Rowling Book Sells For $4 Million
- by Michael Stillman
Beedle the Bard from the Amazon.com website.
By Michael Stillman
We have come to expect that some books will sell at auction for well beyond their estimates. Sometimes an auction house may not appreciate the book's importance, at other times bidders can simply get caught up in the excitement of the moment. However, what occurred at Sotheby's December 13 was truly astounding. A book, rare (by design), though certainly not antiquarian, sold for forty times the high estimate. That high estimate was no bargain basement price either. Estimated to sell for $60,000-$100,000, a handwritten work by billionaire author J.K. Rowling, of Harry Potter fame, sold for an astonishing £1,950,000, or approximately $4 million. If I were her, I'd have my pen in hand right now, writing another, but when you are already a billionaire, who needs another $4 million?
The book's title is Tales of Beedle the Bard. It is not a Harry Potter book, but fits the same mystical, magical genre. Rowling handwrote seven copies of this book, but only one was placed up for sale. The other six are going to unnamed persons associated with the Potter saga. One can only expect that in time, and depending upon the financial needs of the six lucky recipients (who must be overjoyed by the results of this auction), these other six copies will make it to the market. Perhaps some will be offered in the relatively near future, others maybe not until the owners die and ownership falls to their estates. Eventually, the heirs are more likely to want millions in cash than a book to share amongst them.

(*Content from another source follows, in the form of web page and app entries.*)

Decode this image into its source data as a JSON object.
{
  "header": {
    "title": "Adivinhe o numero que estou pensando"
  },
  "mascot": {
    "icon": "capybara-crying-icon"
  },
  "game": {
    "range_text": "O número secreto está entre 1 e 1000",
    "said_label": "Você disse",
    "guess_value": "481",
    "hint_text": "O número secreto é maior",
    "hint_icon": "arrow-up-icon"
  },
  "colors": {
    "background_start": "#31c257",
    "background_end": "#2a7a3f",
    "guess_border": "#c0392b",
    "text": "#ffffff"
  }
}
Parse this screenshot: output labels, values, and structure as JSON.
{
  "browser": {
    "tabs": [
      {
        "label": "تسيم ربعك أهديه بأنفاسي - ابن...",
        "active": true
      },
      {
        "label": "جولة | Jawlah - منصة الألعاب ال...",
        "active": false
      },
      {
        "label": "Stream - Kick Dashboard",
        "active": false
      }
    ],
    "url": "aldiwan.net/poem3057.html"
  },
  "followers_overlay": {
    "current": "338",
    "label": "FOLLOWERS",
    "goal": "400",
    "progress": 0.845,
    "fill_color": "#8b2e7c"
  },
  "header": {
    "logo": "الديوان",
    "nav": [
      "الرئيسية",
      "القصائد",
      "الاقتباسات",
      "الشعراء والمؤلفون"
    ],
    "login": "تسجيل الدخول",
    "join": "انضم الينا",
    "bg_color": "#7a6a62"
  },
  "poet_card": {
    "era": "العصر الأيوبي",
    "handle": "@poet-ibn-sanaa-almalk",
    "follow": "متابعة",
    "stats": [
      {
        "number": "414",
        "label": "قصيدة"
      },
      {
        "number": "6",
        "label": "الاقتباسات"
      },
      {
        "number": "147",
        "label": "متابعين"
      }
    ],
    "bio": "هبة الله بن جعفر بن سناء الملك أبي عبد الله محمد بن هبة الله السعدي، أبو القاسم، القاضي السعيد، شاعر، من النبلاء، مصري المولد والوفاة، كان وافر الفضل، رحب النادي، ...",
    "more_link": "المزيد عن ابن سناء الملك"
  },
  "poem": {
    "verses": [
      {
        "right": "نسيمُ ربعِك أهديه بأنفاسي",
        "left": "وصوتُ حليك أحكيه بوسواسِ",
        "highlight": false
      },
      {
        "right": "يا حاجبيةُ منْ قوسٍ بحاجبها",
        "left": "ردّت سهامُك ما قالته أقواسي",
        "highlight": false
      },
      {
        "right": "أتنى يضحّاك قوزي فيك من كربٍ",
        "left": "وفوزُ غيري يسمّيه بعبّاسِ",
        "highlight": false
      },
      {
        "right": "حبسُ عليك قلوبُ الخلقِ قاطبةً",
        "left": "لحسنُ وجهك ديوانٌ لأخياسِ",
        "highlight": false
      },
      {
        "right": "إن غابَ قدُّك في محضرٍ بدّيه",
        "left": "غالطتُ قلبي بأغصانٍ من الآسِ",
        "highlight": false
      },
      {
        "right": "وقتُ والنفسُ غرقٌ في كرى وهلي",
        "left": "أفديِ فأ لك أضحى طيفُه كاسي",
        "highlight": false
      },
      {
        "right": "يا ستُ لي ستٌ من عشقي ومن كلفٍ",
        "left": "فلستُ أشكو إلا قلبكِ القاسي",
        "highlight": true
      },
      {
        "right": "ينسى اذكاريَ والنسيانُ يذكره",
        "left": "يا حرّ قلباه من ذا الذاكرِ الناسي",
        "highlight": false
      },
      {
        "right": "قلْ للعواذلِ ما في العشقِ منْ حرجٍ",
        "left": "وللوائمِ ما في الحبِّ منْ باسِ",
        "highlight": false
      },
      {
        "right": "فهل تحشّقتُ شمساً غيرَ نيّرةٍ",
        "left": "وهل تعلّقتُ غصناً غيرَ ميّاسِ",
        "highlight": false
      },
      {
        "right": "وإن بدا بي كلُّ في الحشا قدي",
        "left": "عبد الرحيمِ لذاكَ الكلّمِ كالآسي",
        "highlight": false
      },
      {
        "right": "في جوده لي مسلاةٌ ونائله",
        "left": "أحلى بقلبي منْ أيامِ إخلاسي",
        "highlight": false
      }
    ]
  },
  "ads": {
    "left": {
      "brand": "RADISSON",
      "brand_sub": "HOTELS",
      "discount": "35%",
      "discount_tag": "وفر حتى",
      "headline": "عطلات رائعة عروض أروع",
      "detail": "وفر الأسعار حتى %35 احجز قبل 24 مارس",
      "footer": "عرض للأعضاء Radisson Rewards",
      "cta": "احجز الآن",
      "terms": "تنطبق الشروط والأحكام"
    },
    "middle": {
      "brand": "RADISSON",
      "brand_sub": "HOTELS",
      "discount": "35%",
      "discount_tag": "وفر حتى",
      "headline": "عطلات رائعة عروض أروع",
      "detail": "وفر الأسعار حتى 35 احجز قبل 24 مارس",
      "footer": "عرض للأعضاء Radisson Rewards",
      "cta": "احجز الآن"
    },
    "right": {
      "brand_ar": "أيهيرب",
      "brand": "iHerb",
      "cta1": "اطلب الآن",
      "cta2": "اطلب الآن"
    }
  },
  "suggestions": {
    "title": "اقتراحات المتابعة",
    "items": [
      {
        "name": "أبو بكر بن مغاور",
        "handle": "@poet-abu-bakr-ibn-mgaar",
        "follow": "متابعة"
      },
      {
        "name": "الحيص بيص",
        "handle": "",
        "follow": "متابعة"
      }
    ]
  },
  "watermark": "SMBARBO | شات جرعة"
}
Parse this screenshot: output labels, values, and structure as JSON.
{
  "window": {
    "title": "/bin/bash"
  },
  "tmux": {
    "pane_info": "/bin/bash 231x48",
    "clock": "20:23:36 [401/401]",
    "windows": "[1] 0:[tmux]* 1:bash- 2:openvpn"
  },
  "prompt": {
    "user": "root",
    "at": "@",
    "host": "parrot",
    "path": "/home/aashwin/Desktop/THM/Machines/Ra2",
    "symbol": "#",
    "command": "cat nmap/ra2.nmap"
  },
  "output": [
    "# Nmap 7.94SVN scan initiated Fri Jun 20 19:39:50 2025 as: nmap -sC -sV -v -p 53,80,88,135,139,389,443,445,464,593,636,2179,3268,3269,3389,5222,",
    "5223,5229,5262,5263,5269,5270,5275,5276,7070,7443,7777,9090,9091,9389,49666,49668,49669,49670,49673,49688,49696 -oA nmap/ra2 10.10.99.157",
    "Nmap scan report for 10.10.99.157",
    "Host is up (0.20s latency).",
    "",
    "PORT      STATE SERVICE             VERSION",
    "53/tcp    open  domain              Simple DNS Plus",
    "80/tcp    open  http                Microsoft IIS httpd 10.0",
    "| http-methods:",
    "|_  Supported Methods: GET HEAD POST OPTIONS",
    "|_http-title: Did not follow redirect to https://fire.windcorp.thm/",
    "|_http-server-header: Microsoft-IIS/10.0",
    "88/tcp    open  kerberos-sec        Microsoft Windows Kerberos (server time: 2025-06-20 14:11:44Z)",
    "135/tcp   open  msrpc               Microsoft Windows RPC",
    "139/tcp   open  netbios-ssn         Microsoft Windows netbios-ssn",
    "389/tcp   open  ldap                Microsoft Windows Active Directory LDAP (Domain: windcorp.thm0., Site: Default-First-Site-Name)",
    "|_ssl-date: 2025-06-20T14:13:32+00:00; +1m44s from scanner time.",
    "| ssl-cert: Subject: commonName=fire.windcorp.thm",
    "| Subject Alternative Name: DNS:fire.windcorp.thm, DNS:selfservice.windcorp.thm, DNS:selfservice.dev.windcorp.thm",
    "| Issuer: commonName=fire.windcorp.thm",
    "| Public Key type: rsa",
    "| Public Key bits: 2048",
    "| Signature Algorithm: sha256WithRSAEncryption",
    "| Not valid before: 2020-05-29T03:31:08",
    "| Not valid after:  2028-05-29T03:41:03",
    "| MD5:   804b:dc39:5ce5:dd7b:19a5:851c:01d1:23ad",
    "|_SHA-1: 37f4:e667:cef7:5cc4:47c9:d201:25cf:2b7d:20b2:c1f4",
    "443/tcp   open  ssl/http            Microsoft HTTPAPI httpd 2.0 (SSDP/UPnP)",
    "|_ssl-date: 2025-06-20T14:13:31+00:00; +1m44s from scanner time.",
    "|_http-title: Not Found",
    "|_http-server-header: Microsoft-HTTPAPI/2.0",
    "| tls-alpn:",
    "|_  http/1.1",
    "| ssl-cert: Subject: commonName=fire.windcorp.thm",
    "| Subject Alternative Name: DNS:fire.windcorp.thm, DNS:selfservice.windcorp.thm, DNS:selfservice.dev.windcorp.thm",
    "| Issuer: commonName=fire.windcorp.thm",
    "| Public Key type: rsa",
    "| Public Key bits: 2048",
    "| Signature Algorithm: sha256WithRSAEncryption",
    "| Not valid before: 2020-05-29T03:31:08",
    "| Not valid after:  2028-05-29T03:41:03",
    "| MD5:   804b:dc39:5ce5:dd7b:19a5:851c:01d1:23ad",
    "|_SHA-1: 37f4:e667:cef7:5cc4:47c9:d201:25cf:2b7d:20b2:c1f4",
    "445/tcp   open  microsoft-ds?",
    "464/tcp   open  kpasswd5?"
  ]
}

The winning bidder was also a surprise. It was not a traditional collector or rare book library of some prestigious institution. The winner was bookselling giant Amazon.com. Amazon has undoubtedly made a great deal of money off Ms. Rowling's books, having sold many millions of them. They could afford it. Still, it is not exactly clear why they would spend so much for this book. They are already providing online reviews of the five stories that make up the book, and have created discussion forums. Perhaps the company feels the publicity and traffic to their site it generates will make it a good business decision. With a market cap of some $35 billion, this is small potatoes to Amazon, almost a transfer of funds from a billionaire 35 times over to a poor woman of just a single billion in wealth (actually, Ms. Rowling donated the proceeds to the Children's Voice Campaign, one of her favorite charities). If Amazon had chosen to distribute the $4 million to its shareholders instead of buying Ms. Rowling's book, the dividend would have amounted to a mere penny a share.
There is one mystery that remains to this story. Who were the other bidders? It was reported that there were five bidders in total, and at least one of them must have followed Amazon to the upper $3 millions before throwing in the towel. Who else was willing to pay such an astronomical amount for a book estimated at $60,000-$100,000? Some people have entirely too much money.